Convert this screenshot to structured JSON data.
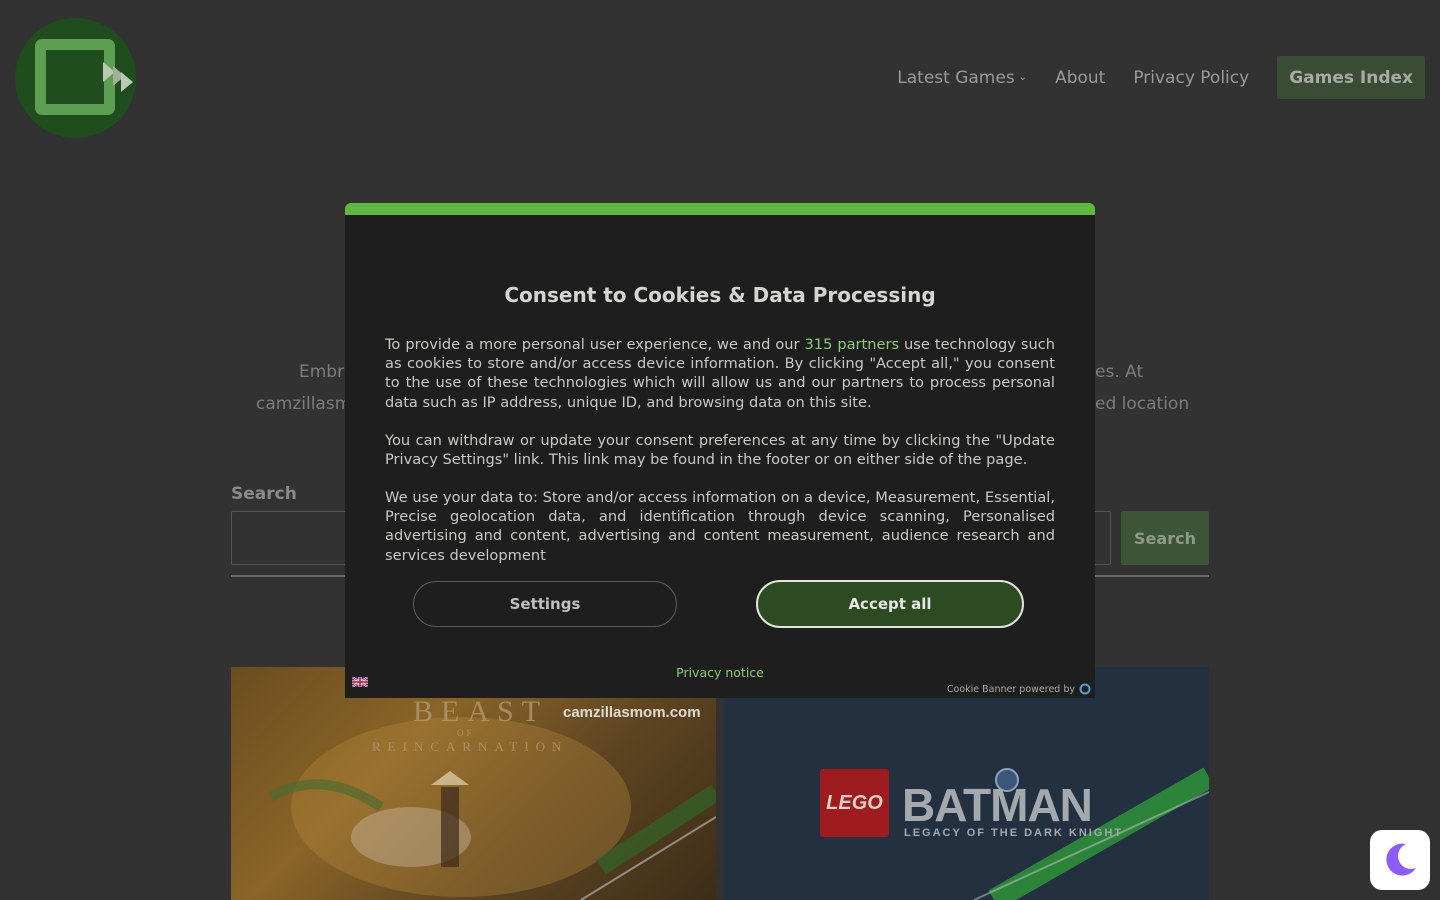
{
  "header": {
    "nav": [
      {
        "label": "Latest Games",
        "has_submenu": true
      },
      {
        "label": "About"
      },
      {
        "label": "Privacy Policy"
      }
    ],
    "cta_label": "Games Index"
  },
  "intro": {
    "line1_left": "Embra",
    "line1_right": "es. At",
    "line2_left": "camzillasm",
    "line2_right": "ed location"
  },
  "search": {
    "label": "Search",
    "button_label": "Search",
    "value": ""
  },
  "cards": [
    {
      "watermark": "camzillasmom.com",
      "title": "BEAST",
      "of": "OF",
      "subtitle": "REINCARNATION"
    },
    {
      "brand": "LEGO",
      "title": "BATMAN",
      "subtitle": "LEGACY OF THE DARK KNIGHT"
    }
  ],
  "consent": {
    "title": "Consent to Cookies & Data Processing",
    "p1_before": "To provide a more personal user experience, we and our ",
    "p1_link": "315 partners",
    "p1_after": " use technology such as cookies to store and/or access device information. By clicking \"Accept all,\" you consent to the use of these technologies which will allow us and our partners to process personal data such as IP address, unique ID, and browsing data on this site.",
    "p2": "You can withdraw or update your consent preferences at any time by clicking the \"Update Privacy Settings\" link. This link may be found in the footer or on either side of the page.",
    "p3": "We use your data to: Store and/or access information on a device, Measurement, Essential, Precise geolocation data, and identification through device scanning, Personalised advertising and content, advertising and content measurement, audience research and services development",
    "settings_label": "Settings",
    "accept_label": "Accept all",
    "privacy_notice": "Privacy notice",
    "powered_by": "Cookie Banner powered by"
  },
  "colors": {
    "accent_green": "#5fb73f",
    "link_green": "#8cc97a",
    "accept_bg": "#2c4b22",
    "moon_purple": "#8b5cf6"
  }
}
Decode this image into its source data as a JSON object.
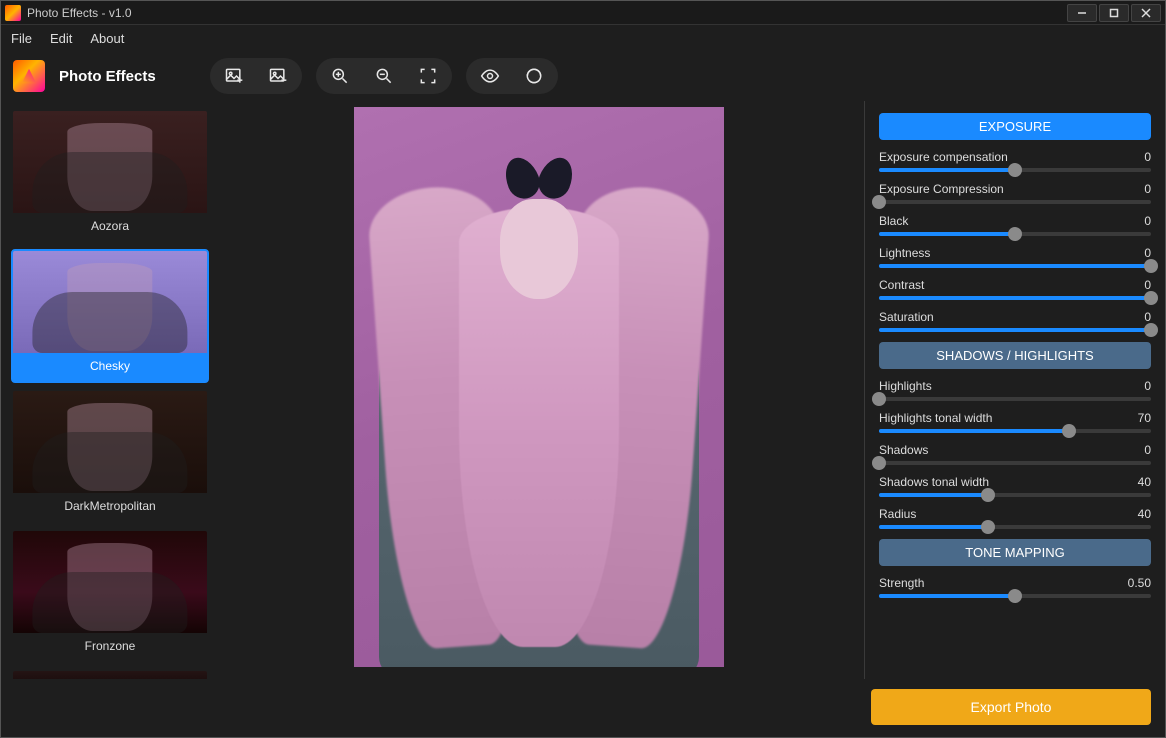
{
  "window": {
    "title": "Photo Effects - v1.0"
  },
  "menubar": [
    "File",
    "Edit",
    "About"
  ],
  "app": {
    "name": "Photo Effects"
  },
  "toolbar_groups": {
    "image": [
      "add-image-icon",
      "remove-image-icon"
    ],
    "zoom": [
      "zoom-in-icon",
      "zoom-out-icon",
      "fit-screen-icon"
    ],
    "view": [
      "eye-icon",
      "refresh-icon"
    ]
  },
  "presets": [
    {
      "name": "Aozora",
      "tint": "linear-gradient(180deg,#3a2020 0%,#2a1414 100%)",
      "selected": false
    },
    {
      "name": "Chesky",
      "tint": "linear-gradient(180deg,#9a8ad8 0%,#7a6ab8 100%)",
      "selected": true
    },
    {
      "name": "DarkMetropolitan",
      "tint": "linear-gradient(180deg,#2a1a14 0%,#1a0e0a 100%)",
      "selected": false
    },
    {
      "name": "Fronzone",
      "tint": "linear-gradient(180deg,#200808 0%,#3a0a1a 60%,#140404 100%)",
      "selected": false
    }
  ],
  "sections": {
    "exposure": {
      "title": "EXPOSURE",
      "active": true,
      "sliders": [
        {
          "label": "Exposure compensation",
          "value": "0",
          "pct": 50
        },
        {
          "label": "Exposure  Compression",
          "value": "0",
          "pct": 0
        },
        {
          "label": "Black",
          "value": "0",
          "pct": 50
        },
        {
          "label": "Lightness",
          "value": "0",
          "pct": 100
        },
        {
          "label": "Contrast",
          "value": "0",
          "pct": 100
        },
        {
          "label": "Saturation",
          "value": "0",
          "pct": 100
        }
      ]
    },
    "shadows": {
      "title": "SHADOWS / HIGHLIGHTS",
      "active": false,
      "sliders": [
        {
          "label": "Highlights",
          "value": "0",
          "pct": 0
        },
        {
          "label": "Highlights tonal width",
          "value": "70",
          "pct": 70
        },
        {
          "label": "Shadows",
          "value": "0",
          "pct": 0
        },
        {
          "label": "Shadows tonal width",
          "value": "40",
          "pct": 40
        },
        {
          "label": "Radius",
          "value": "40",
          "pct": 40
        }
      ]
    },
    "tone": {
      "title": "TONE MAPPING",
      "active": false,
      "sliders": [
        {
          "label": "Strength",
          "value": "0.50",
          "pct": 50
        }
      ]
    }
  },
  "footer": {
    "export_label": "Export Photo"
  }
}
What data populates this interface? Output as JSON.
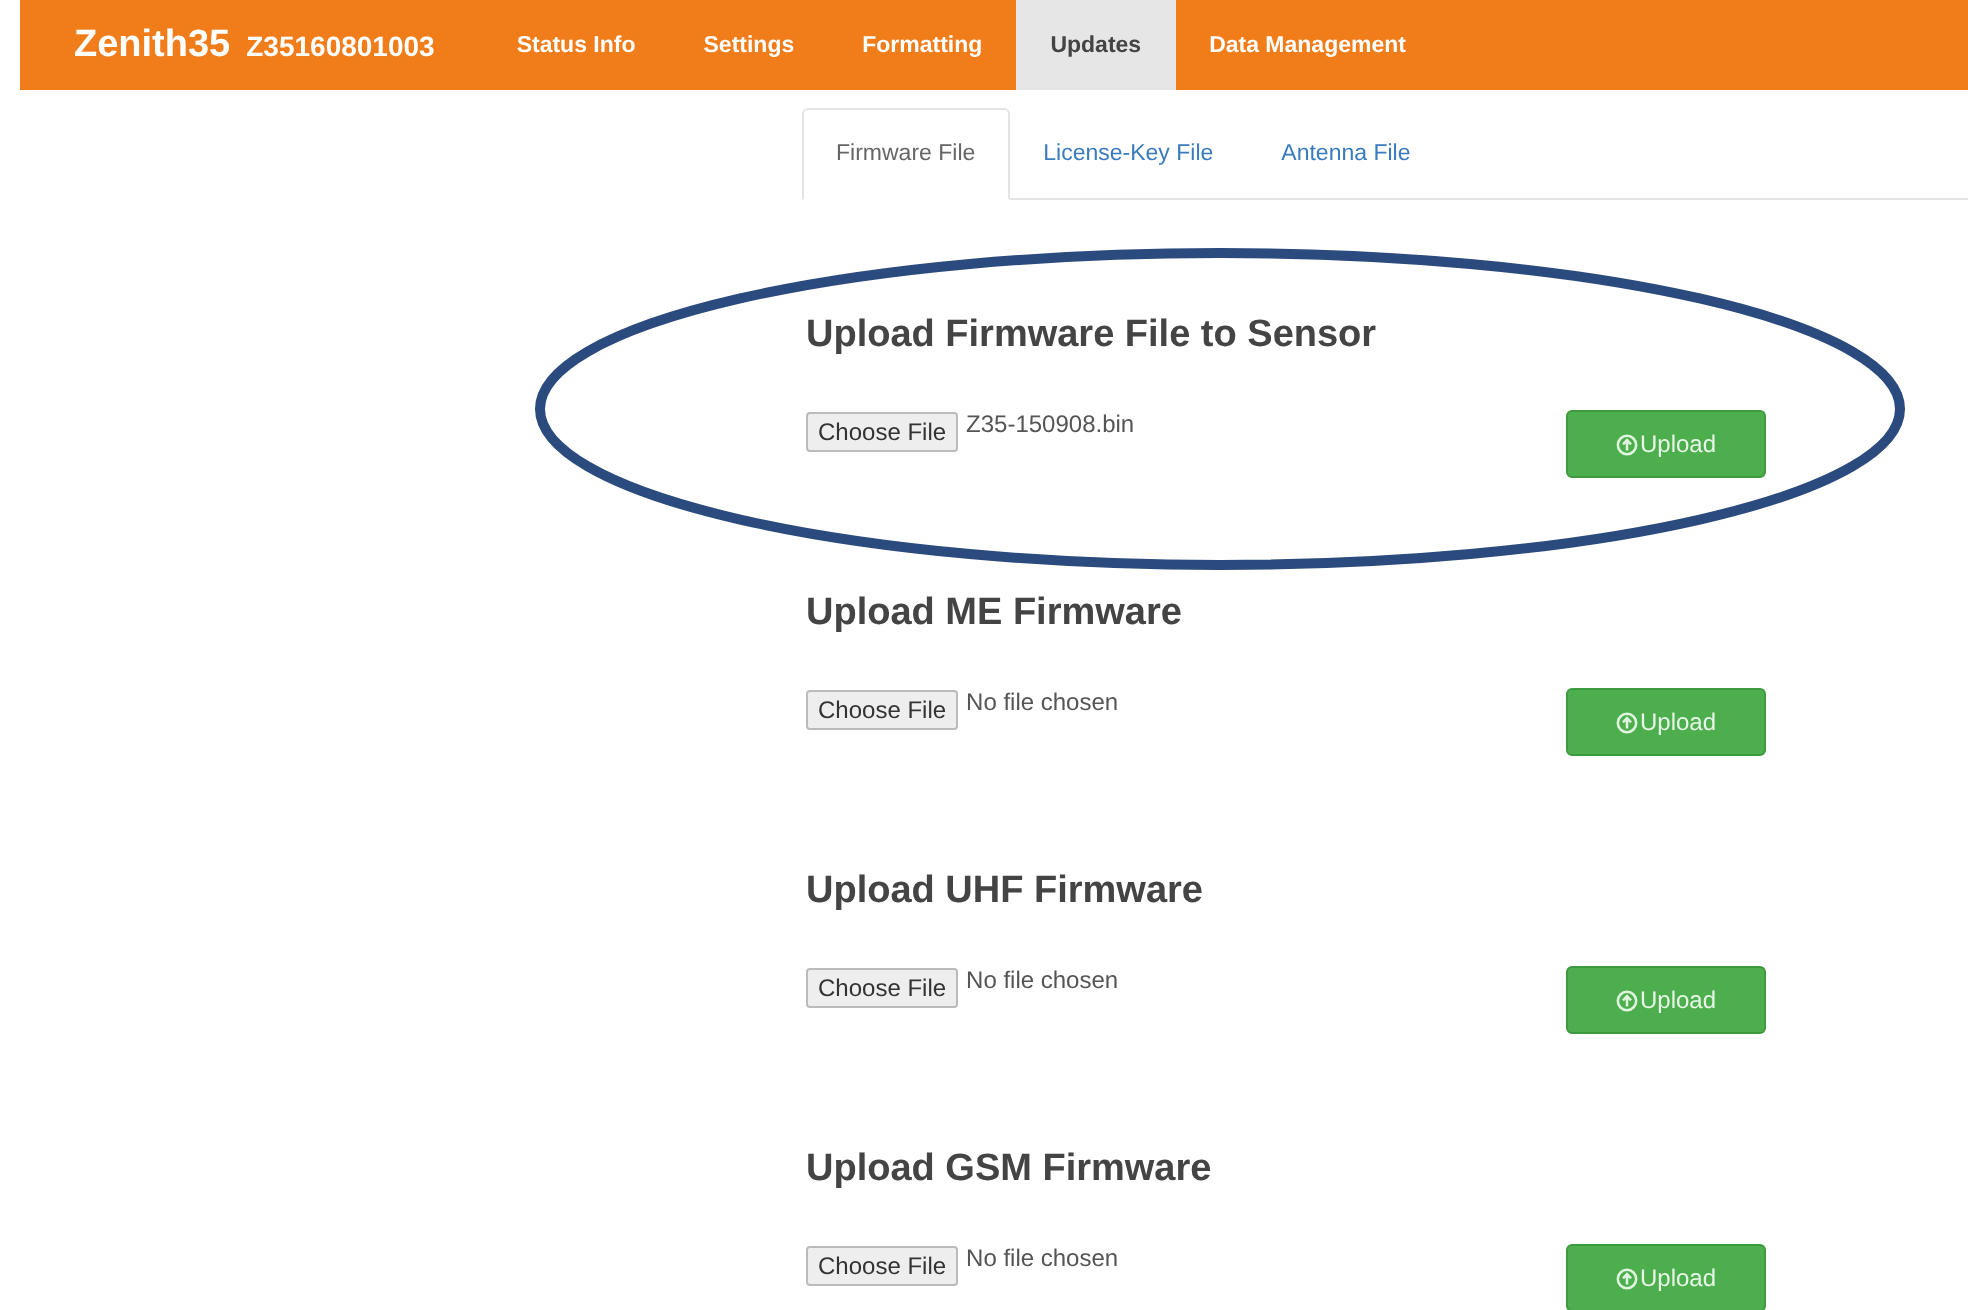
{
  "navbar": {
    "brand": "Zenith35",
    "serial": "Z35160801003",
    "items": [
      {
        "label": "Status Info",
        "selected": false
      },
      {
        "label": "Settings",
        "selected": false
      },
      {
        "label": "Formatting",
        "selected": false
      },
      {
        "label": "Updates",
        "selected": true
      },
      {
        "label": "Data Management",
        "selected": false
      }
    ]
  },
  "subtabs": [
    {
      "label": "Firmware File",
      "selected": true
    },
    {
      "label": "License-Key File",
      "selected": false
    },
    {
      "label": "Antenna File",
      "selected": false
    }
  ],
  "sections": [
    {
      "heading": "Upload Firmware File to Sensor",
      "choose_label": "Choose File",
      "file": "Z35-150908.bin",
      "upload_label": "Upload",
      "highlighted": true
    },
    {
      "heading": "Upload ME Firmware",
      "choose_label": "Choose File",
      "file": "No file chosen",
      "upload_label": "Upload",
      "highlighted": false
    },
    {
      "heading": "Upload UHF Firmware",
      "choose_label": "Choose File",
      "file": "No file chosen",
      "upload_label": "Upload",
      "highlighted": false
    },
    {
      "heading": "Upload GSM Firmware",
      "choose_label": "Choose File",
      "file": "No file chosen",
      "upload_label": "Upload",
      "highlighted": false
    }
  ]
}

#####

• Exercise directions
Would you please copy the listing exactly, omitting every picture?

• Result for this task
Convert this screenshot to structured JSON data.
{
  "header": {
    "nav": [
      {
        "label": "Latest Games",
        "has_submenu": true
      },
      {
        "label": "About"
      },
      {
        "label": "Privacy Policy"
      }
    ],
    "cta_label": "Games Index"
  },
  "intro": {
    "line1_left": "Embra",
    "line1_right": "es. At",
    "line2_left": "camzillasm",
    "line2_right": "ed location"
  },
  "search": {
    "label": "Search",
    "button_label": "Search",
    "value": ""
  },
  "cards": [
    {
      "watermark": "camzillasmom.com",
      "title": "BEAST",
      "of": "OF",
      "subtitle": "REINCARNATION"
    },
    {
      "brand": "LEGO",
      "title": "BATMAN",
      "subtitle": "LEGACY OF THE DARK KNIGHT"
    }
  ],
  "consent": {
    "title": "Consent to Cookies & Data Processing",
    "p1_before": "To provide a more personal user experience, we and our ",
    "p1_link": "315 partners",
    "p1_after": " use technology such as cookies to store and/or access device information. By clicking \"Accept all,\" you consent to the use of these technologies which will allow us and our partners to process personal data such as IP address, unique ID, and browsing data on this site.",
    "p2": "You can withdraw or update your consent preferences at any time by clicking the \"Update Privacy Settings\" link. This link may be found in the footer or on either side of the page.",
    "p3": "We use your data to: Store and/or access information on a device, Measurement, Essential, Precise geolocation data, and identification through device scanning, Personalised advertising and content, advertising and content measurement, audience research and services development",
    "settings_label": "Settings",
    "accept_label": "Accept all",
    "privacy_notice": "Privacy notice",
    "powered_by": "Cookie Banner powered by"
  },
  "colors": {
    "accent_green": "#5fb73f",
    "link_green": "#8cc97a",
    "accept_bg": "#2c4b22",
    "moon_purple": "#8b5cf6"
  }
}
Decode this image into its source data as a JSON object.
{
  "window": {
    "title": "Photo Effects - v1.0"
  },
  "menubar": [
    "File",
    "Edit",
    "About"
  ],
  "app": {
    "name": "Photo Effects"
  },
  "toolbar_groups": {
    "image": [
      "add-image-icon",
      "remove-image-icon"
    ],
    "zoom": [
      "zoom-in-icon",
      "zoom-out-icon",
      "fit-screen-icon"
    ],
    "view": [
      "eye-icon",
      "refresh-icon"
    ]
  },
  "presets": [
    {
      "name": "Aozora",
      "tint": "linear-gradient(180deg,#3a2020 0%,#2a1414 100%)",
      "selected": false
    },
    {
      "name": "Chesky",
      "tint": "linear-gradient(180deg,#9a8ad8 0%,#7a6ab8 100%)",
      "selected": true
    },
    {
      "name": "DarkMetropolitan",
      "tint": "linear-gradient(180deg,#2a1a14 0%,#1a0e0a 100%)",
      "selected": false
    },
    {
      "name": "Fronzone",
      "tint": "linear-gradient(180deg,#200808 0%,#3a0a1a 60%,#140404 100%)",
      "selected": false
    }
  ],
  "sections": {
    "exposure": {
      "title": "EXPOSURE",
      "active": true,
      "sliders": [
        {
          "label": "Exposure compensation",
          "value": "0",
          "pct": 50
        },
        {
          "label": "Exposure  Compression",
          "value": "0",
          "pct": 0
        },
        {
          "label": "Black",
          "value": "0",
          "pct": 50
        },
        {
          "label": "Lightness",
          "value": "0",
          "pct": 100
        },
        {
          "label": "Contrast",
          "value": "0",
          "pct": 100
        },
        {
          "label": "Saturation",
          "value": "0",
          "pct": 100
        }
      ]
    },
    "shadows": {
      "title": "SHADOWS / HIGHLIGHTS",
      "active": false,
      "sliders": [
        {
          "label": "Highlights",
          "value": "0",
          "pct": 0
        },
        {
          "label": "Highlights tonal width",
          "value": "70",
          "pct": 70
        },
        {
          "label": "Shadows",
          "value": "0",
          "pct": 0
        },
        {
          "label": "Shadows tonal width",
          "value": "40",
          "pct": 40
        },
        {
          "label": "Radius",
          "value": "40",
          "pct": 40
        }
      ]
    },
    "tone": {
      "title": "TONE MAPPING",
      "active": false,
      "sliders": [
        {
          "label": "Strength",
          "value": "0.50",
          "pct": 50
        }
      ]
    }
  },
  "footer": {
    "export_label": "Export Photo"
  }
}
What data populates this interface? Output as JSON.
{
  "navbar": {
    "brand": "Zenith35",
    "serial": "Z35160801003",
    "items": [
      {
        "label": "Status Info",
        "selected": false
      },
      {
        "label": "Settings",
        "selected": false
      },
      {
        "label": "Formatting",
        "selected": false
      },
      {
        "label": "Updates",
        "selected": true
      },
      {
        "label": "Data Management",
        "selected": false
      }
    ]
  },
  "subtabs": [
    {
      "label": "Firmware File",
      "selected": true
    },
    {
      "label": "License-Key File",
      "selected": false
    },
    {
      "label": "Antenna File",
      "selected": false
    }
  ],
  "sections": [
    {
      "heading": "Upload Firmware File to Sensor",
      "choose_label": "Choose File",
      "file": "Z35-150908.bin",
      "upload_label": "Upload",
      "highlighted": true
    },
    {
      "heading": "Upload ME Firmware",
      "choose_label": "Choose File",
      "file": "No file chosen",
      "upload_label": "Upload",
      "highlighted": false
    },
    {
      "heading": "Upload UHF Firmware",
      "choose_label": "Choose File",
      "file": "No file chosen",
      "upload_label": "Upload",
      "highlighted": false
    },
    {
      "heading": "Upload GSM Firmware",
      "choose_label": "Choose File",
      "file": "No file chosen",
      "upload_label": "Upload",
      "highlighted": false
    }
  ]
}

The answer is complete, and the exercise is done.